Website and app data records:
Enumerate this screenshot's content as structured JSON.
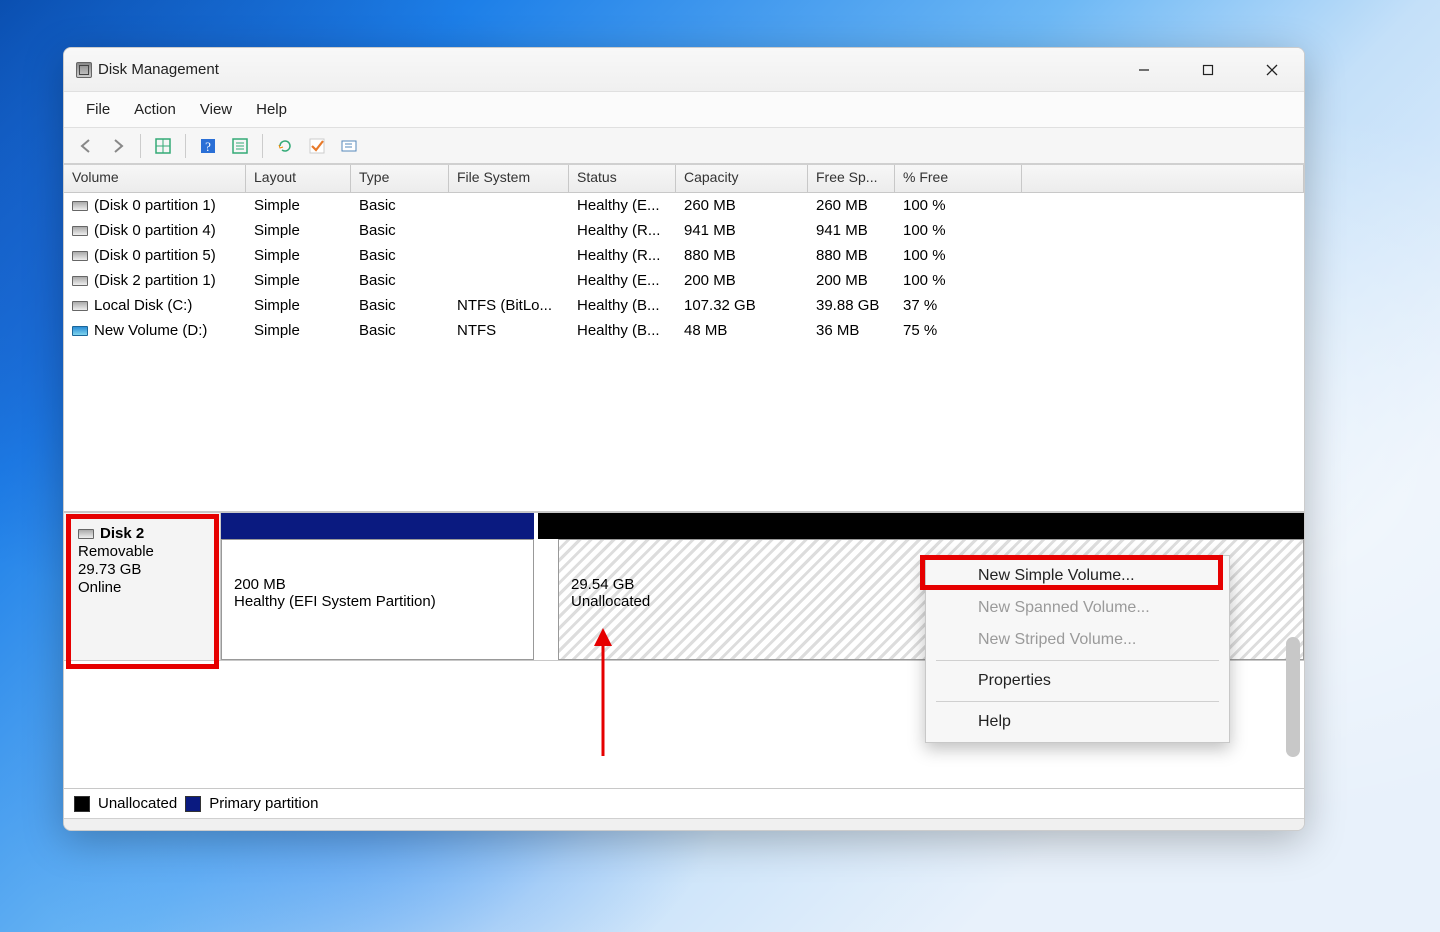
{
  "window": {
    "title": "Disk Management"
  },
  "menu": {
    "file": "File",
    "action": "Action",
    "view": "View",
    "help": "Help"
  },
  "headers": {
    "volume": "Volume",
    "layout": "Layout",
    "type": "Type",
    "fs": "File System",
    "status": "Status",
    "capacity": "Capacity",
    "free": "Free Sp...",
    "pct": "% Free"
  },
  "volumes": [
    {
      "vol": "(Disk 0 partition 1)",
      "layout": "Simple",
      "type": "Basic",
      "fs": "",
      "status": "Healthy (E...",
      "cap": "260 MB",
      "free": "260 MB",
      "pct": "100 %",
      "iconBlue": false
    },
    {
      "vol": "(Disk 0 partition 4)",
      "layout": "Simple",
      "type": "Basic",
      "fs": "",
      "status": "Healthy (R...",
      "cap": "941 MB",
      "free": "941 MB",
      "pct": "100 %",
      "iconBlue": false
    },
    {
      "vol": "(Disk 0 partition 5)",
      "layout": "Simple",
      "type": "Basic",
      "fs": "",
      "status": "Healthy (R...",
      "cap": "880 MB",
      "free": "880 MB",
      "pct": "100 %",
      "iconBlue": false
    },
    {
      "vol": "(Disk 2 partition 1)",
      "layout": "Simple",
      "type": "Basic",
      "fs": "",
      "status": "Healthy (E...",
      "cap": "200 MB",
      "free": "200 MB",
      "pct": "100 %",
      "iconBlue": false
    },
    {
      "vol": "Local Disk (C:)",
      "layout": "Simple",
      "type": "Basic",
      "fs": "NTFS (BitLo...",
      "status": "Healthy (B...",
      "cap": "107.32 GB",
      "free": "39.88 GB",
      "pct": "37 %",
      "iconBlue": false
    },
    {
      "vol": "New Volume (D:)",
      "layout": "Simple",
      "type": "Basic",
      "fs": "NTFS",
      "status": "Healthy (B...",
      "cap": "48 MB",
      "free": "36 MB",
      "pct": "75 %",
      "iconBlue": true
    }
  ],
  "disk": {
    "name": "Disk 2",
    "kind": "Removable",
    "size": "29.73 GB",
    "state": "Online",
    "partitions": {
      "p1_size": "200 MB",
      "p1_desc": "Healthy (EFI System Partition)",
      "p2_size": "29.54 GB",
      "p2_desc": "Unallocated"
    }
  },
  "legend": {
    "unallocated": "Unallocated",
    "primary": "Primary partition"
  },
  "contextMenu": {
    "newSimple": "New Simple Volume...",
    "newSpanned": "New Spanned Volume...",
    "newStriped": "New Striped Volume...",
    "properties": "Properties",
    "help": "Help"
  }
}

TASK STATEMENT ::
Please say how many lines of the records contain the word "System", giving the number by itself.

TASK RESPONSE ::
2